For the true fans, the author has even made it possible to gamble for real money, by participating in “ante” games, where the winner gets the other players’ anted amount.
Check it out at www.apebroker.com !
As you know, a while ago, an intruder to one of comodos affiliates were able to issue SSL certificates for:
- login.yahoo.com (three different)
- “global trustee”
The reason for the identity theft was probably a dictatorship state planning to implement a man-in-the-middle attack, silently monitoring the HTTPS traffic to the above sites.
It would be possible when you have control over all DNS traffic in and out of the country, to spoof all the DNS replies, so for instance the A record for login.yahoo.com points to your proxy with the bogus certificate installed to decrypt the traffic, and just resending the request to the real https://login.yahoo.com/ site.
My suggestion (at least for security-aware techies): An addition to the web browser that remembers the certificate fingerprint, issuer, and expiry date of your favorite HTTPS sites.
Each time you visit an HTTPS site, a simple local lookup will compare the sites certificate with the remembered value, and if it has changed, present the user with a notice and a choice to cancel or investigate.

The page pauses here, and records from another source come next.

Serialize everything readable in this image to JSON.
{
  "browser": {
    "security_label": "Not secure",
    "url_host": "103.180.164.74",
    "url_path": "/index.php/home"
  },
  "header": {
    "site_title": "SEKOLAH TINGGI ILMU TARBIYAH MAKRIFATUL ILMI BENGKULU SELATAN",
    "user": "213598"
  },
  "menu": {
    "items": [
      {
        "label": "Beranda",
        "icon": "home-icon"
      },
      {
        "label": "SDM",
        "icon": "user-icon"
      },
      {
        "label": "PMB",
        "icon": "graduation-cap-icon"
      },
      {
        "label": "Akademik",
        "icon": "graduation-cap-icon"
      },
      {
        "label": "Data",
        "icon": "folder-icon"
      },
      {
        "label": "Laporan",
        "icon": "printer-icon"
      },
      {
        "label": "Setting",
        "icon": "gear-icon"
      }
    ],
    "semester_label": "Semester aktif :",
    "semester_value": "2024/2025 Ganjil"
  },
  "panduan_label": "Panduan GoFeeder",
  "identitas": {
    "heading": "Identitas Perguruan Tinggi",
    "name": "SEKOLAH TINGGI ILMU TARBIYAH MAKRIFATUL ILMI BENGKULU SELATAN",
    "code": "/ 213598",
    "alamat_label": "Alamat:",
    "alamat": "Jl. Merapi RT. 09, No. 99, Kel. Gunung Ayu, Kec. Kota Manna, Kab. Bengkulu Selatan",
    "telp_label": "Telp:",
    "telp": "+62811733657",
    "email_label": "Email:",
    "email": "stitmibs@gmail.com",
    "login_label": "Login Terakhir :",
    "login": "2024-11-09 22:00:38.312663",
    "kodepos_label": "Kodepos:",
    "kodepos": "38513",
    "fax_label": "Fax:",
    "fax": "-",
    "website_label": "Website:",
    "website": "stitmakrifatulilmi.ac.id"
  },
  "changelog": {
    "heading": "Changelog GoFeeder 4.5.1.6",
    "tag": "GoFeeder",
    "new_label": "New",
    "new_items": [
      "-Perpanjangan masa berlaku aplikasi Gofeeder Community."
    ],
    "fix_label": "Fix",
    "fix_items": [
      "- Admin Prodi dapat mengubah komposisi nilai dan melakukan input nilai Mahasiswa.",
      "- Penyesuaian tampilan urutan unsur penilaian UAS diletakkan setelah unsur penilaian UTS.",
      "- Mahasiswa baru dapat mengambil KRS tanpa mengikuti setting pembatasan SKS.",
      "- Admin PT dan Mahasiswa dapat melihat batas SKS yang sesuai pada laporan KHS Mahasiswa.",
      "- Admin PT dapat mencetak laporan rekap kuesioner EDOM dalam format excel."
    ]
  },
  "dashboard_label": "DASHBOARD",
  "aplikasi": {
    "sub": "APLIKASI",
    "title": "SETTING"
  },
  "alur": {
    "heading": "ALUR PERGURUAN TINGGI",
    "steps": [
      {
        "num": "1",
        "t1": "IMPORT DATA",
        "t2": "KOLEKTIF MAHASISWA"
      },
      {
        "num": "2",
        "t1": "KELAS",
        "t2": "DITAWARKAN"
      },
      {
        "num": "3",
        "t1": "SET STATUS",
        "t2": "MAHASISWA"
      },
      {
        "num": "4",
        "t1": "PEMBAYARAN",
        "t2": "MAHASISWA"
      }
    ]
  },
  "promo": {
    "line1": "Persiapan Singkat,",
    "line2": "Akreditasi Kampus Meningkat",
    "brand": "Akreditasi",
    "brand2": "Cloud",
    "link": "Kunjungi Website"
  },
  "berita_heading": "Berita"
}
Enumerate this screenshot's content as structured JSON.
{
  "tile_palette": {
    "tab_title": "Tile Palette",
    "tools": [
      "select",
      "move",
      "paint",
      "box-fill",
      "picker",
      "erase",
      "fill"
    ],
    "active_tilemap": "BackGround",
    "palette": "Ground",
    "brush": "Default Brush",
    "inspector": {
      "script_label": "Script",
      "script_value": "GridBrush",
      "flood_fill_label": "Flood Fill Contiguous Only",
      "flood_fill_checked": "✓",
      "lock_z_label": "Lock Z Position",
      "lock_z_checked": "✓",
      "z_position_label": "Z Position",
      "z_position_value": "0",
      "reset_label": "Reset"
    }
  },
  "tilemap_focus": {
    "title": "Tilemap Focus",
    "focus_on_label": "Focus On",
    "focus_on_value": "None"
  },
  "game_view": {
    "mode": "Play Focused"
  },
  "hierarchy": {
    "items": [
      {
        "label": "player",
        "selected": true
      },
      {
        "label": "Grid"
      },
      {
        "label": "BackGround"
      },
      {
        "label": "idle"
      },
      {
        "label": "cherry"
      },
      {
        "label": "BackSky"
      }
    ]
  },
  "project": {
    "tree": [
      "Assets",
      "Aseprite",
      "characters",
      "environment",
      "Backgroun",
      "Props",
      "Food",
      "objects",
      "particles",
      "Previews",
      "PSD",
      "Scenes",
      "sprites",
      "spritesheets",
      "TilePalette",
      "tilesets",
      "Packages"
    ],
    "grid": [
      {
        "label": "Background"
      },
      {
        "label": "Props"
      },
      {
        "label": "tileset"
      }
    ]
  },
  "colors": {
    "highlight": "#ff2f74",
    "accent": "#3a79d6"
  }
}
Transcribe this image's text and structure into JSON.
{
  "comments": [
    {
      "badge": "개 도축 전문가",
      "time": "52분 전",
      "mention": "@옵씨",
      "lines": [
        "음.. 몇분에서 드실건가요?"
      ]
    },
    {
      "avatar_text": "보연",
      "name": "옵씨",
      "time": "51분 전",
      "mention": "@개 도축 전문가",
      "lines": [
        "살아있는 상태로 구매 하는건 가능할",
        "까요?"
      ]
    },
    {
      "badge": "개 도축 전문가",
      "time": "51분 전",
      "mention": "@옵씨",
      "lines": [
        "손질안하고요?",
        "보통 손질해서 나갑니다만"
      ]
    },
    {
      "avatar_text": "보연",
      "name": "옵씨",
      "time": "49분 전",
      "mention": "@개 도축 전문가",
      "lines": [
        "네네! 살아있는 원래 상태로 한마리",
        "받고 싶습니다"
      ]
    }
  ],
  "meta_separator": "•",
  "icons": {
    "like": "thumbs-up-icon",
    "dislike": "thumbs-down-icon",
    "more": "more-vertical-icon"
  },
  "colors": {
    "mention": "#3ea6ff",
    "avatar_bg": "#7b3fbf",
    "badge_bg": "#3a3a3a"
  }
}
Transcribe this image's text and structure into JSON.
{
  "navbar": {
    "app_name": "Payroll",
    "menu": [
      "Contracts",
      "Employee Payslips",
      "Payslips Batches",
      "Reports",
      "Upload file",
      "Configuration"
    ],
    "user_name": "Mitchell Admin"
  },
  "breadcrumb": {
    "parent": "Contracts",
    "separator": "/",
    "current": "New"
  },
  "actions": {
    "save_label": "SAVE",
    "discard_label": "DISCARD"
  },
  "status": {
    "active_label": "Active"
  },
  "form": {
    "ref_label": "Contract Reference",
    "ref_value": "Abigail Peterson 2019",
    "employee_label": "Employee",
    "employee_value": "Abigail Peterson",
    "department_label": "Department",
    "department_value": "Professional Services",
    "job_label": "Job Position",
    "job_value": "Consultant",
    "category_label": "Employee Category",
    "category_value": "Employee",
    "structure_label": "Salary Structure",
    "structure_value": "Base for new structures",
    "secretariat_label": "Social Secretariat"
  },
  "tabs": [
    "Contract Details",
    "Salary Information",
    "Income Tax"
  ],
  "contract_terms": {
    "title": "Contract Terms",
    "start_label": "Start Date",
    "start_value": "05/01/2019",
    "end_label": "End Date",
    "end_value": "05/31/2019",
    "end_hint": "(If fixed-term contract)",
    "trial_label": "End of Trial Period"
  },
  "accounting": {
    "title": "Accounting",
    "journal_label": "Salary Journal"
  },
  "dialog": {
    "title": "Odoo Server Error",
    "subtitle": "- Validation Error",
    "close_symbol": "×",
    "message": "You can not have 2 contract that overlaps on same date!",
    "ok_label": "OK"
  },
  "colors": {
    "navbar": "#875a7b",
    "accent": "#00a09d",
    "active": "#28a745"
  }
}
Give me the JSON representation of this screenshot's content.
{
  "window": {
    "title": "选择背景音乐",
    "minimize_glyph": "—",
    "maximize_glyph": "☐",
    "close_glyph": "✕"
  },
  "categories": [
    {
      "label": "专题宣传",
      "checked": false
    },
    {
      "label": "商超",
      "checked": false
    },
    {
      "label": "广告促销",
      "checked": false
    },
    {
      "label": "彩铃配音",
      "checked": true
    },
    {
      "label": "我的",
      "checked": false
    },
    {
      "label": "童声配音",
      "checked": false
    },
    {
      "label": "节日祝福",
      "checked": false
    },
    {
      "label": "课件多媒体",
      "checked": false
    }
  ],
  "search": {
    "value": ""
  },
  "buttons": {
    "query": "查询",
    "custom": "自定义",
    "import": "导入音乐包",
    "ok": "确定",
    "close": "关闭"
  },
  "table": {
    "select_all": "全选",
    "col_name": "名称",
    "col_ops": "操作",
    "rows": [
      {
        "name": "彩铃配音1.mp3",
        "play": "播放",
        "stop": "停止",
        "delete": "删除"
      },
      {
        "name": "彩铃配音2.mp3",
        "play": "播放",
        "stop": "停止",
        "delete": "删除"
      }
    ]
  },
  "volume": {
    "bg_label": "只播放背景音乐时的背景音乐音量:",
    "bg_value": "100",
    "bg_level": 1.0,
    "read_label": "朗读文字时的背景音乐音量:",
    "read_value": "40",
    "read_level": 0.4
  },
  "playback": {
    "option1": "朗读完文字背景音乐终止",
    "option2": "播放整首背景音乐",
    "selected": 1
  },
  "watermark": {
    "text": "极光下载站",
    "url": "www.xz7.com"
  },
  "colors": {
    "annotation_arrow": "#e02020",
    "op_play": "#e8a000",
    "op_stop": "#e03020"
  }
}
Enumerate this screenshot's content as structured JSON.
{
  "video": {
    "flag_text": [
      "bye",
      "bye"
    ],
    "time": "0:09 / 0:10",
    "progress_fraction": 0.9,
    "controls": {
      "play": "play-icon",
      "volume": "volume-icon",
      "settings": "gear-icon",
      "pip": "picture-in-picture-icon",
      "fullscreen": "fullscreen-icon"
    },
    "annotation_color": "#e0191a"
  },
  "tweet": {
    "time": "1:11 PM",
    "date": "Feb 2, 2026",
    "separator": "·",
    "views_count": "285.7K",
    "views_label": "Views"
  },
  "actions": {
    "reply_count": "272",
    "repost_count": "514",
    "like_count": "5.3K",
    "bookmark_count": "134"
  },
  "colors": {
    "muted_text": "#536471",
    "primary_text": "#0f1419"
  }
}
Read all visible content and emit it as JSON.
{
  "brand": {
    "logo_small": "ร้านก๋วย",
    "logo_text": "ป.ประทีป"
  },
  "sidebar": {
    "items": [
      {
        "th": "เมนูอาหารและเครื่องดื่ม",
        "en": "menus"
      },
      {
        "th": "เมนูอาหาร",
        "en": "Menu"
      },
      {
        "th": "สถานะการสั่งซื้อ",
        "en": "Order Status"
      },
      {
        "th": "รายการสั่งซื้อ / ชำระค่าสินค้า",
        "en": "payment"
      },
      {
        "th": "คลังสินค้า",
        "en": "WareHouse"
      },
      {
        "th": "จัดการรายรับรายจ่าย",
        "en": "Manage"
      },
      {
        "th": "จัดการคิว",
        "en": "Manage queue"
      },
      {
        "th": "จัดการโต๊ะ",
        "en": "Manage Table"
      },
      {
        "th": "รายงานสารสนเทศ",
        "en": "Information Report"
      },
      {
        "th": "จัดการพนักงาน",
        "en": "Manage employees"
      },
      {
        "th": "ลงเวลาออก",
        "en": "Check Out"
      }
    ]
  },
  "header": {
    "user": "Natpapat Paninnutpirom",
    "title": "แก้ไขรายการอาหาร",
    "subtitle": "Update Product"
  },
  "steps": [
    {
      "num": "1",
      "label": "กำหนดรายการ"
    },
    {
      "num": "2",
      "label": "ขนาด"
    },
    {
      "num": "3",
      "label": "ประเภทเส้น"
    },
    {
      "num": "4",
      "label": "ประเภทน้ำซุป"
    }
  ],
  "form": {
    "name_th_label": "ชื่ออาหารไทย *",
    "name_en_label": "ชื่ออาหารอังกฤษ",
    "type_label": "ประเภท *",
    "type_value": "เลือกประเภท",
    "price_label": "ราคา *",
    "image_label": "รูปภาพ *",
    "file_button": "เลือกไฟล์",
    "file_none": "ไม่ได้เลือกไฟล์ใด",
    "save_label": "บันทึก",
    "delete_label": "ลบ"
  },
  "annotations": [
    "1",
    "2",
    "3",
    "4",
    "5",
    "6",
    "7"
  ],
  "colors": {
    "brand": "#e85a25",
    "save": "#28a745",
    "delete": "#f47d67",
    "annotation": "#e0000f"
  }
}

For instance if mail.google.com changes from a Verisign certificate to a smaller CA (Comodo, StartCom, etc.) long before the expiry date, you may want to think twice before continuing..
See Comodo’s blog for more info.
Comments are always welcome.